What you have to do:
Where a line in the records below contains the string "userList", tally it; give only the final number.

Provided records:
----

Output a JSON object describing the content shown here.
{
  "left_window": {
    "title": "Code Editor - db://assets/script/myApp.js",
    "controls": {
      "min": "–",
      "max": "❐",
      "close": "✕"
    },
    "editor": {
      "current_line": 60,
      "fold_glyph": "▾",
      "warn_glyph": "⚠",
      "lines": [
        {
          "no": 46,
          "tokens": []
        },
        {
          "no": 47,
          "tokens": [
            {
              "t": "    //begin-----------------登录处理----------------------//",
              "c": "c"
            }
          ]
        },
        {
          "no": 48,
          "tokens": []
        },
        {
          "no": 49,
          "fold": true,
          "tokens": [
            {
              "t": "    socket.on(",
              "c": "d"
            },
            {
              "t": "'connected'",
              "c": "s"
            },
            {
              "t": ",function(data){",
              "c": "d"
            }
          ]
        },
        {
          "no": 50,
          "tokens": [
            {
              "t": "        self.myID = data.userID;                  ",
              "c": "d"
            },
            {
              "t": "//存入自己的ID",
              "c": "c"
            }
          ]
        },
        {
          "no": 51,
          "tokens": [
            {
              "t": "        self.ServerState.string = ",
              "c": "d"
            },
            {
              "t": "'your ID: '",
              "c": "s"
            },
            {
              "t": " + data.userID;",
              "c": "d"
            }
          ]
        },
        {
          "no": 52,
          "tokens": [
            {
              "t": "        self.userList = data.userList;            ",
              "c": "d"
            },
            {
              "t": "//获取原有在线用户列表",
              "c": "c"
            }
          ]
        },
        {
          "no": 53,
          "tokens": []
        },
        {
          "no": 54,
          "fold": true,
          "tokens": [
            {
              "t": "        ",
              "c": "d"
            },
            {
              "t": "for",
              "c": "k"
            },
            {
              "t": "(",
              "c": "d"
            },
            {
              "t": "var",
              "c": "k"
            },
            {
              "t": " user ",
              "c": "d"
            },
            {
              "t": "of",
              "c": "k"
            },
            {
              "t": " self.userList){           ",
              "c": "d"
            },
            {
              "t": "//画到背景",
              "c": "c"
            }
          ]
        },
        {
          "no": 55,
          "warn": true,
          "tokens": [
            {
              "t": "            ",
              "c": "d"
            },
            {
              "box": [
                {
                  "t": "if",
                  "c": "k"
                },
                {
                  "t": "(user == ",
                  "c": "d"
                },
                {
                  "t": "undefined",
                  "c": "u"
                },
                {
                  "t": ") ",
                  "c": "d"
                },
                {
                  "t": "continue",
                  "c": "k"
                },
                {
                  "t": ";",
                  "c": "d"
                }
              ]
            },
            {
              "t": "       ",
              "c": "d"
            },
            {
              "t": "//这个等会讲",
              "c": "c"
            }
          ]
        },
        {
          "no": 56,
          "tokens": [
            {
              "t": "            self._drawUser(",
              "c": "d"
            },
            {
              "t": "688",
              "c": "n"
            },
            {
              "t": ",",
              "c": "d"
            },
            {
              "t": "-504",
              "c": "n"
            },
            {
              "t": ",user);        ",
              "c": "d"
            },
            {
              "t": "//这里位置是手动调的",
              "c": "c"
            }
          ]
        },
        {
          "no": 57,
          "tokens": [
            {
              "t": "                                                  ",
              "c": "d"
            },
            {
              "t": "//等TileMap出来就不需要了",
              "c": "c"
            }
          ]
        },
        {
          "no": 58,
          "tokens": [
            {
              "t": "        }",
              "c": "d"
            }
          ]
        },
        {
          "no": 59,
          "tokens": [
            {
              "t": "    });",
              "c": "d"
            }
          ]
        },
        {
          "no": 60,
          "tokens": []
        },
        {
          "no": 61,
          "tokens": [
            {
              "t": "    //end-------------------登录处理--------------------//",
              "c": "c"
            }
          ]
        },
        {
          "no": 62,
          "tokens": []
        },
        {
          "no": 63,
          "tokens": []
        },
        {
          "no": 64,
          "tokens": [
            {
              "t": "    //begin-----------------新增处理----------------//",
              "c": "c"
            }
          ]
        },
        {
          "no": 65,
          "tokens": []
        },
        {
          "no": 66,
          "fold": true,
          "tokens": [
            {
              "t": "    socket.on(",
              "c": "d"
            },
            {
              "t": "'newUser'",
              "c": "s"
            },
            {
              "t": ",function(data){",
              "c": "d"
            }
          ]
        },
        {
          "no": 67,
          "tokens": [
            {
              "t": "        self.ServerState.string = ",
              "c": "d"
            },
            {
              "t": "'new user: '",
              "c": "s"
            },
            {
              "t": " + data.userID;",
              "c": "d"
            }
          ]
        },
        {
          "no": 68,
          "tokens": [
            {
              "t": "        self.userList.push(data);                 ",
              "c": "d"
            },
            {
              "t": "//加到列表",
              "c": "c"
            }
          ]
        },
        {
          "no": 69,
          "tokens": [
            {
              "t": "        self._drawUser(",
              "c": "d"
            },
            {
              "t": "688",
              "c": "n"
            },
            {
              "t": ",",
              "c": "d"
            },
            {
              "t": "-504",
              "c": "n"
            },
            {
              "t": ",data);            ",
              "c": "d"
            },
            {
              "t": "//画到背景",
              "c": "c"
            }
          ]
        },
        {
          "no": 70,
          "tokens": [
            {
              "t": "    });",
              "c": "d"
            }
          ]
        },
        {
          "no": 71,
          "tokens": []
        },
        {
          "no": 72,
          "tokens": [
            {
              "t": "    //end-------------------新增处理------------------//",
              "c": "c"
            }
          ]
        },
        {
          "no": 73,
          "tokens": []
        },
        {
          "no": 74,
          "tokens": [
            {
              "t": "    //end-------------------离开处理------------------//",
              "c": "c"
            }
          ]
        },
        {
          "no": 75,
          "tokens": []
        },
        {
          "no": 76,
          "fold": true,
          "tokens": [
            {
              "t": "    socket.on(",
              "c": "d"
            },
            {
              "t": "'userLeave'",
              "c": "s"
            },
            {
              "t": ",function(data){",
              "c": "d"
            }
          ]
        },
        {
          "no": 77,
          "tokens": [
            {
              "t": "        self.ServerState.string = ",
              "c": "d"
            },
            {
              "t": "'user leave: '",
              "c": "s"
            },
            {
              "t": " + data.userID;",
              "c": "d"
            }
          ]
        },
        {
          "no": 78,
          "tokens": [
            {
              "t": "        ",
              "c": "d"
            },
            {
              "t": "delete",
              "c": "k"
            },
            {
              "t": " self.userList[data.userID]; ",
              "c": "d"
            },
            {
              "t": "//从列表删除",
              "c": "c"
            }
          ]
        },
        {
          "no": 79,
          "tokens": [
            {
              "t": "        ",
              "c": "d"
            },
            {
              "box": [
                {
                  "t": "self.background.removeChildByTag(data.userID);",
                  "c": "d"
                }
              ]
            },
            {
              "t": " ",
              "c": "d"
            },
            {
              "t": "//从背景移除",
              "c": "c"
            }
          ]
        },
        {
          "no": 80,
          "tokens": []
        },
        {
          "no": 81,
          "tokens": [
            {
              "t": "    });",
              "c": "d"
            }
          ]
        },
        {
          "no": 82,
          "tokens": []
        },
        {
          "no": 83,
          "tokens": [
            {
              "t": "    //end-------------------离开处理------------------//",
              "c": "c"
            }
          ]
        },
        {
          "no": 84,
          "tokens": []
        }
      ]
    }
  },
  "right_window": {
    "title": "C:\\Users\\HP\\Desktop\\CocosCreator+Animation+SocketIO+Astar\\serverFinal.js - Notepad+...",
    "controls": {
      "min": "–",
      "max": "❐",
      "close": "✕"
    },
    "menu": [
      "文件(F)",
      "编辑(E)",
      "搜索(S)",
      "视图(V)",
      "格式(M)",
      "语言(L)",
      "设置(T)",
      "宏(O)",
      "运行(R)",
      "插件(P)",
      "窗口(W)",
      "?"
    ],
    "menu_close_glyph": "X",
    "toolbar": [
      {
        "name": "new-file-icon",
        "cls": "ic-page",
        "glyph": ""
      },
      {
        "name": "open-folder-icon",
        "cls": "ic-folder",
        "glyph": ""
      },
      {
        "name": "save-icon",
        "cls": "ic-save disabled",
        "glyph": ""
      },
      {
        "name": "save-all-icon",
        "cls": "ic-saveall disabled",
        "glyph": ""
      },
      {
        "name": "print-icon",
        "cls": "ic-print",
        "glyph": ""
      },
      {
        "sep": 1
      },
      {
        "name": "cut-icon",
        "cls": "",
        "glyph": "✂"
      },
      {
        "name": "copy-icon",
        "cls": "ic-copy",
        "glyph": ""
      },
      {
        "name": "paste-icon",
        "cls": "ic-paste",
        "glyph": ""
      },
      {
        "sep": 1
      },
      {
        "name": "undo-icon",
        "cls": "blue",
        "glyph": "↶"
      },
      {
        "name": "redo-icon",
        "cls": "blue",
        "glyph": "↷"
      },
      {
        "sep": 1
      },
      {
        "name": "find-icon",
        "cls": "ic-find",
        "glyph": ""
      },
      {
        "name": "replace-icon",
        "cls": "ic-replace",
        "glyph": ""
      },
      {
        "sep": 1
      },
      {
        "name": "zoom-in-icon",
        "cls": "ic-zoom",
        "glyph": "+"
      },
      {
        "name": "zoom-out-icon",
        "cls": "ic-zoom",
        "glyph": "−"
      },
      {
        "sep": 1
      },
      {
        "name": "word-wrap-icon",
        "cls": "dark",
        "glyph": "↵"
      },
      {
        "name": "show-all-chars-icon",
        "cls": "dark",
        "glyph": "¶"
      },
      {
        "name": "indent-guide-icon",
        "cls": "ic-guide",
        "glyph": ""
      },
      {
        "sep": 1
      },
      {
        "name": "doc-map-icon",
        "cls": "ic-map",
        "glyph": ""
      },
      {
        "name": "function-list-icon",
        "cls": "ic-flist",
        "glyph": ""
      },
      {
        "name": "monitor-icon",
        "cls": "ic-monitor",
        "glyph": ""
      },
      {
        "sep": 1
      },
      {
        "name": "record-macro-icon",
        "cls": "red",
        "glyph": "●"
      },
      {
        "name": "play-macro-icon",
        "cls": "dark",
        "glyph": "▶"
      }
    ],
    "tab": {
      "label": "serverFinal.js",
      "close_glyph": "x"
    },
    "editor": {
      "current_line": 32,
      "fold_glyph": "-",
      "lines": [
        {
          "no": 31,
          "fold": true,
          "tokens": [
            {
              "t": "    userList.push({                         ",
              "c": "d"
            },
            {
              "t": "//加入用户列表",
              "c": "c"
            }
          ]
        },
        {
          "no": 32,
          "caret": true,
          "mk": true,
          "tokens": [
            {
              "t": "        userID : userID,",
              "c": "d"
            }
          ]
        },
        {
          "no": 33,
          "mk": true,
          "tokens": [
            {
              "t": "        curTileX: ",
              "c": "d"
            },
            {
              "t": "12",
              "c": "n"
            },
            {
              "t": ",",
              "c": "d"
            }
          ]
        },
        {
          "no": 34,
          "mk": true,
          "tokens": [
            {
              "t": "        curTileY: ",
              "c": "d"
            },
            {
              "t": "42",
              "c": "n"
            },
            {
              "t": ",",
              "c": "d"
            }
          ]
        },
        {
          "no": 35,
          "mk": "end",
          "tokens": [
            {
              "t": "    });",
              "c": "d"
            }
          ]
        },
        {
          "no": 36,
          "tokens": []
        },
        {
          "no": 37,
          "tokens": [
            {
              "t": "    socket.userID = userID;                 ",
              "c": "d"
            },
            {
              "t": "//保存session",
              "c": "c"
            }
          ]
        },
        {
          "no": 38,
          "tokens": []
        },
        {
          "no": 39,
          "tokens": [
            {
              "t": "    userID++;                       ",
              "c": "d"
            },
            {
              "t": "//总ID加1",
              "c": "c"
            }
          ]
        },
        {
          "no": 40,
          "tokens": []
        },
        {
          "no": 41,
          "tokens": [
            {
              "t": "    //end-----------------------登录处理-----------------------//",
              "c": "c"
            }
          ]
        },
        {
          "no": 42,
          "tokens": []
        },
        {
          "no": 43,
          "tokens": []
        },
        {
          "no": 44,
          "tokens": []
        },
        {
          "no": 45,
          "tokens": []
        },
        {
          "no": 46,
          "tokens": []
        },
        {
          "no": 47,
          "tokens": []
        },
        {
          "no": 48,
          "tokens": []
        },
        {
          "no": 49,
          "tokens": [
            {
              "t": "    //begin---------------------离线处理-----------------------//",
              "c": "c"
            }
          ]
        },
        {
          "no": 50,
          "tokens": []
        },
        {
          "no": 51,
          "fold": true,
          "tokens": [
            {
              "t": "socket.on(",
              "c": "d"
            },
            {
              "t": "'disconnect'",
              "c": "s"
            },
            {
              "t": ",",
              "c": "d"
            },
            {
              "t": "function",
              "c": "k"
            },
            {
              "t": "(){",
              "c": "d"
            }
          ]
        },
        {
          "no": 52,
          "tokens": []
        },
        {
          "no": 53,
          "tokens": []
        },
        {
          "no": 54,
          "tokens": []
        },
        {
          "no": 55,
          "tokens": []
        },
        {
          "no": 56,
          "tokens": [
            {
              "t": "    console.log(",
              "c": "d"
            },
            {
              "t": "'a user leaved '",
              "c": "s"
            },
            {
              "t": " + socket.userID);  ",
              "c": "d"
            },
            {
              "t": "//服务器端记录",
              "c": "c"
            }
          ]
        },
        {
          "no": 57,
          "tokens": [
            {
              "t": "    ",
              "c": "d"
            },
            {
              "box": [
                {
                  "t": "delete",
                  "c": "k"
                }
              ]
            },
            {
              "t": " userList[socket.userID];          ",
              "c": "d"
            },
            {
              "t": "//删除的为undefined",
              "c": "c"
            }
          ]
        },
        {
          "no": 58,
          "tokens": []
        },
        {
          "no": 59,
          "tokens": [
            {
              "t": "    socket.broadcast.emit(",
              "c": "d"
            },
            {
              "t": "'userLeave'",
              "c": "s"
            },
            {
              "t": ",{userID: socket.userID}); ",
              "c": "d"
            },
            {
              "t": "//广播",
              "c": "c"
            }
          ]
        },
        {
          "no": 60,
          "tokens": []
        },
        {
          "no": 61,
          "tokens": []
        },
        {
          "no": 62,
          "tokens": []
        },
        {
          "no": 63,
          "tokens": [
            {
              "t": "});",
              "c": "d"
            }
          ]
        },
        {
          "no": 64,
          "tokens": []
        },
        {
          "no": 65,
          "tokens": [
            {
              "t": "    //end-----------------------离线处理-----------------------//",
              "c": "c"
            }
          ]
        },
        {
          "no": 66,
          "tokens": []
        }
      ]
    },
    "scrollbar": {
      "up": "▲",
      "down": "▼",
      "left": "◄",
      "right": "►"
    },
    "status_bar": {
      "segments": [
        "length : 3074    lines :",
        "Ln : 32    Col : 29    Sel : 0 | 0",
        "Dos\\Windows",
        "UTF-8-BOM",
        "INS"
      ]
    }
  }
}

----

Reply:
6